WORK ITEM
A word-for-word restatement of the full listing is required.
%%
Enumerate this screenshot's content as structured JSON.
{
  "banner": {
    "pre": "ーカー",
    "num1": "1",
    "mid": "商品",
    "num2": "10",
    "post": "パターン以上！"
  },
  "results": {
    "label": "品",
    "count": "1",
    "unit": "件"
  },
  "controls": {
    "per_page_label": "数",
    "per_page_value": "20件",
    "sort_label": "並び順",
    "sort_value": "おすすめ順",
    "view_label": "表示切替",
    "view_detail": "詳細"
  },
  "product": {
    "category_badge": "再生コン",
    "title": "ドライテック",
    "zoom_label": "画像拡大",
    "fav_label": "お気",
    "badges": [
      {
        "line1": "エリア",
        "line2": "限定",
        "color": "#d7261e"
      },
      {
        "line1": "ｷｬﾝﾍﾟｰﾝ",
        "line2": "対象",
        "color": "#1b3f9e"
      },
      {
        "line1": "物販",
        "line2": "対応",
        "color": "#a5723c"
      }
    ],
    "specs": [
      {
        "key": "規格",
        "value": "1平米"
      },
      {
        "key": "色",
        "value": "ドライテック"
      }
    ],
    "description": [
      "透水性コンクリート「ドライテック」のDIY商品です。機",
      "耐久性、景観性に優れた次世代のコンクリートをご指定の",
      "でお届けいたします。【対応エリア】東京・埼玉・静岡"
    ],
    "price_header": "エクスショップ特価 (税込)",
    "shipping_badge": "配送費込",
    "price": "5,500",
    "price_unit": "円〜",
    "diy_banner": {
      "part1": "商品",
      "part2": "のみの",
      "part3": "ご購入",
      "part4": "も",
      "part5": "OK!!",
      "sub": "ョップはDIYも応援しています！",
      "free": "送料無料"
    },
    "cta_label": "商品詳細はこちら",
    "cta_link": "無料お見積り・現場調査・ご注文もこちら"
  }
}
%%
WRITTEN ANSWER
Enumerate this screenshot's content as structured JSON.
{
  "banner": {
    "pre": "ーカー",
    "num1": "1",
    "mid": "商品",
    "num2": "10",
    "post": "パターン以上！"
  },
  "results": {
    "label": "品",
    "count": "1",
    "unit": "件"
  },
  "controls": {
    "per_page_label": "数",
    "per_page_value": "20件",
    "sort_label": "並び順",
    "sort_value": "おすすめ順",
    "view_label": "表示切替",
    "view_detail": "詳細"
  },
  "product": {
    "category_badge": "再生コン",
    "title": "ドライテック",
    "zoom_label": "画像拡大",
    "fav_label": "お気",
    "badges": [
      {
        "line1": "エリア",
        "line2": "限定",
        "color": "#d7261e"
      },
      {
        "line1": "ｷｬﾝﾍﾟｰﾝ",
        "line2": "対象",
        "color": "#1b3f9e"
      },
      {
        "line1": "物販",
        "line2": "対応",
        "color": "#a5723c"
      }
    ],
    "specs": [
      {
        "key": "規格",
        "value": "1平米"
      },
      {
        "key": "色",
        "value": "ドライテック"
      }
    ],
    "description": [
      "透水性コンクリート「ドライテック」のDIY商品です。機",
      "耐久性、景観性に優れた次世代のコンクリートをご指定の",
      "でお届けいたします。【対応エリア】東京・埼玉・静岡"
    ],
    "price_header": "エクスショップ特価 (税込)",
    "shipping_badge": "配送費込",
    "price": "5,500",
    "price_unit": "円〜",
    "diy_banner": {
      "part1": "商品",
      "part2": "のみの",
      "part3": "ご購入",
      "part4": "も",
      "part5": "OK!!",
      "sub": "ョップはDIYも応援しています！",
      "free": "送料無料"
    },
    "cta_label": "商品詳細はこちら",
    "cta_link": "無料お見積り・現場調査・ご注文もこちら"
  }
}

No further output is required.